the german style of comedy

the german style of comedy

From an invisible murder to an invisible murderer is just a step. One that brings us to the moonlit countryside of Thuringia. Or more precise ; to the park of Tiefurt Palace at Weimar. There to hear star singer Corona Schröter, under the alders (Erlen) along the river Ilm, in the nightly prelude to her 1782 semi-opera Die Fischerin (The Fisherwoman):

Wer reit(e)t so spät durch Nacht und Wind?
Es ist der Vater mit seinem Kind.
Er hat den Knaben wohl in dem Arm,
Er faßt ihn sicher, er hält ihn warm.

Mein Sohn, was birgst du so bang dein Gesicht? — 
Siehst Vater, du den Erlkönig nicht!
Den Erlenkönig mit Kron’ und Schweif? —
Mein Sohn, es ist ein Nebelstreif. —

„Du liebes Kind, komm geh’ mit mir!
Gar schöne Spiele, spiel ich mit dir, 
Manch bunte Blumen sind an dem Strand, 
Meine Mutter hat manch gülden Gewand.“ —

Mein Vater, mein Vater, und hörest du nicht,
Was Erlenkönig mir leis(e) verspricht? —
Sei ruhig, bleibe ruhig, mein Kind,
In dürren Blättern säuselt der Wind. —

„Willst feiner Knabe du mit mir gehn? 
Meine Töchter soll(e)n dich warten schön,
Meine Töchter führen den nächtlichen Reihn 
Und wiegen und tanzen und singen dich ein.“ —

Mein Vater, mein Vater, und siehst du nicht dort
Erlkönigs Töchter am düster(e)n Ort? — 
Mein Sohn, mein Sohn, ich seh’ es genau: 
Es scheinen die alten Weiden so grau. —

„Ich liebe dich, mich reizt dein(e) schön(e) Gestalt,
Und bist du nicht willig, so brauch ich Gewalt!“ —
Mein Vater, mein Vater, jetzt faßt er mich an,
Erlkönig hat mir ein Leids getan. —
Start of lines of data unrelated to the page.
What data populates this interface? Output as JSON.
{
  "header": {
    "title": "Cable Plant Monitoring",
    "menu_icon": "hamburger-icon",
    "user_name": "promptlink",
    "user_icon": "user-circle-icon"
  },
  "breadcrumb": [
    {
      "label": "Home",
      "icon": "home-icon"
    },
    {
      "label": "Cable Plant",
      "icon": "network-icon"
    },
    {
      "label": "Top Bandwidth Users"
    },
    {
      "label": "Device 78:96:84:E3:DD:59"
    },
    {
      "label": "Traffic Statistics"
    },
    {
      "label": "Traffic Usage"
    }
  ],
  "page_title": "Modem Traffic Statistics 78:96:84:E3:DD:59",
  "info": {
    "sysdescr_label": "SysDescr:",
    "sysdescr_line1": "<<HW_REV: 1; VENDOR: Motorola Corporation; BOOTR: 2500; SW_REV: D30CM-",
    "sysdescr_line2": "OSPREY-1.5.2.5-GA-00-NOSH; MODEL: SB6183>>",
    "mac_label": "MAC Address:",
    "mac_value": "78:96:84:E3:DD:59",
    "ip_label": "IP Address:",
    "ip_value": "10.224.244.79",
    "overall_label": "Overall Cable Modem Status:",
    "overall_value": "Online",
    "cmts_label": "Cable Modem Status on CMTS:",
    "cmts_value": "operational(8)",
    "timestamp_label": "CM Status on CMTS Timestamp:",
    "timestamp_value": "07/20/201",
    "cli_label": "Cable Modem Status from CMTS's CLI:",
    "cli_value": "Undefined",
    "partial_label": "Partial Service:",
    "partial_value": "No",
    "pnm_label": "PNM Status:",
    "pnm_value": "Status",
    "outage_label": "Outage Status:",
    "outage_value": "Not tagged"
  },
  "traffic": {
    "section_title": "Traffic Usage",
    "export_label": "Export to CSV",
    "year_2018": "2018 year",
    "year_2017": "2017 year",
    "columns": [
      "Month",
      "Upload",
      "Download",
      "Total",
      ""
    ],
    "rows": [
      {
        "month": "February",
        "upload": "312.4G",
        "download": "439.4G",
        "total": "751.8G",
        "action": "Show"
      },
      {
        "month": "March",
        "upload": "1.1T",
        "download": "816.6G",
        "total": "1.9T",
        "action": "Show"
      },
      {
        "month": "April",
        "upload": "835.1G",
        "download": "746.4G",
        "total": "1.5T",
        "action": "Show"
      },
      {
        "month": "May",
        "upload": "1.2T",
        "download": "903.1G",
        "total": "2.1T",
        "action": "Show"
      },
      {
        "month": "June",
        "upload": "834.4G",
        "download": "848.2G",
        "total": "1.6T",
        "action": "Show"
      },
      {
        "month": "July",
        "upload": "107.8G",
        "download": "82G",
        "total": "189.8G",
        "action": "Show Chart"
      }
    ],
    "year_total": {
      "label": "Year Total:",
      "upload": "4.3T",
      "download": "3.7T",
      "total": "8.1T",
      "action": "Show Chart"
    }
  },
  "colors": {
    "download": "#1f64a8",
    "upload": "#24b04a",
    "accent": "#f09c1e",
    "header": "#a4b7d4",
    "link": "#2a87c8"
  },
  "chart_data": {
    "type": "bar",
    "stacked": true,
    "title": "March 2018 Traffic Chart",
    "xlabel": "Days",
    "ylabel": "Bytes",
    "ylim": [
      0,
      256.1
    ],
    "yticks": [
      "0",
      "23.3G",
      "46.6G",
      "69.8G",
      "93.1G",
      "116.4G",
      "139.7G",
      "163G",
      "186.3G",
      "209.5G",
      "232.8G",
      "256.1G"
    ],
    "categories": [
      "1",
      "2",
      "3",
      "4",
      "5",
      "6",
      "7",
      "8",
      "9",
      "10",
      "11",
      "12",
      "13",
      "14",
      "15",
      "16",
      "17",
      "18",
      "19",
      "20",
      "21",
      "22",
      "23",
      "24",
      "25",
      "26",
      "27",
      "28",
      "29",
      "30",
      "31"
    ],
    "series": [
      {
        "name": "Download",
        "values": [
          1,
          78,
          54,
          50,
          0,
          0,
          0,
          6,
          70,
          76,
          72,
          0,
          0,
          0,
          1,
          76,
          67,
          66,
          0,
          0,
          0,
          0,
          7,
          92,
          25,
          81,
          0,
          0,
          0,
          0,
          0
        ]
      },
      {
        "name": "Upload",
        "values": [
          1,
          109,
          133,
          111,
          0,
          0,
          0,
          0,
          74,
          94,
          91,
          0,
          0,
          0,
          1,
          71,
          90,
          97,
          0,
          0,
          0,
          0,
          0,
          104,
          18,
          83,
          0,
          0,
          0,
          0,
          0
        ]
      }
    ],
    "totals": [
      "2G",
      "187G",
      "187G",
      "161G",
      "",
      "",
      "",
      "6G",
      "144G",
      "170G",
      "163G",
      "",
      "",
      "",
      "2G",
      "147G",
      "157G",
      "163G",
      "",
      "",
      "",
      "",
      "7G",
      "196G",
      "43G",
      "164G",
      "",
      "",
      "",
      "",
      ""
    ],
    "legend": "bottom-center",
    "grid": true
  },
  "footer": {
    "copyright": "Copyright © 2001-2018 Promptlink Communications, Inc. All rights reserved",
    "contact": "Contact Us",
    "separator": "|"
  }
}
Dem Vater grauset’s, er reitet geschwind,
Er hält in den Armen das ächzend(e) Kind,
Erreicht den Hof mit Müh(e) und Not,
In seinen Armen das Kind war tot.

Johann Wolfgang von Goethe (1749 – 1832)
after ‘Erlkönigs Tochter’ by Johann Gottfried von Herder

Thirty-two lines (the age of Goethe at the date of first performance) of wordsubstitution to go. And this time there is no getting around. Unless you can read German, of course. Or find the translation in Wikipedia. But one better sticks to the basics, assisted by the guidance of this short synopsis :

At a late hour the father rides through the dark with his son in his protecting arm. He asks the boy why he covers his face in such fear. “But father, don’t you see the Elf King?” The father explains the appearance away as a wisp of fog. He then dismisses the voice that whispers in the boy’s ear as the gale playing with the fallen leaves. And when the son points at the dance of the elf’s daughters, the father assures him that a line of willows moving in the wind make the same impression. At that very moment, aroused by the boy’s beauty, the elf makes his move, and his target suffers some shortlived agony. Horrified, the father rides on, now holding his moaning son with both arms. But when he arrrives at his destination, it is for the boy too late. 

This summary covers all the recorded facts. Facts that allow to define the son’s age, as Goethe had it in mind, with pinpoint precision. But everything else is conjecture : the ballad perhaps suggests, but never comfirms the boy to suffer a dangerously high running fever. Or the hallucinations that go with it. Whence father and son come, or where they go, is anybody’s guess (‘Hof’ leaves several options open), while the galloping horse is only present in the mind of the reader. And, of course, in the song’s piano accompagnement by Franz Schubert.

Having sung this ouverture on a more airily tune of her own, young miss Schröter introduces herself as Dorchen, a fisherman’s daughter who suffers as much from lack of manly appreciation as that boy had suffered from excess.

Corona Schröter set the words, under Goethe’s direct supervision, on music in the simple pattern of a traditional ballad. This evidence of his artistic preference may explain why Goethe returned, without comment, the dedication copy of Schubert’s masterpiece to sender. And why Carl Loewe’s attempt to perform his version in Goethe’s presence got nowhere : these were songs rather than ballads.

Life, apparently, isn’t fair. And to do something about it, she is now setting the stage for her death. Not for real, of course, but convincingly enough to make her father and her boyfriend search for her corpse : that will teach them (it is a comedy). And they will both pay her due attention when she has turned up again.

If this is a context to go by, it is evident what attentive reading (i.e. careful wordsubstitution) is going to reveal. The question that matters therefore is : are there any ‘Oh’s?

go to next chapter – – – – – – – – – – – – – – – – – – – – – back to the previous chapter

write a comment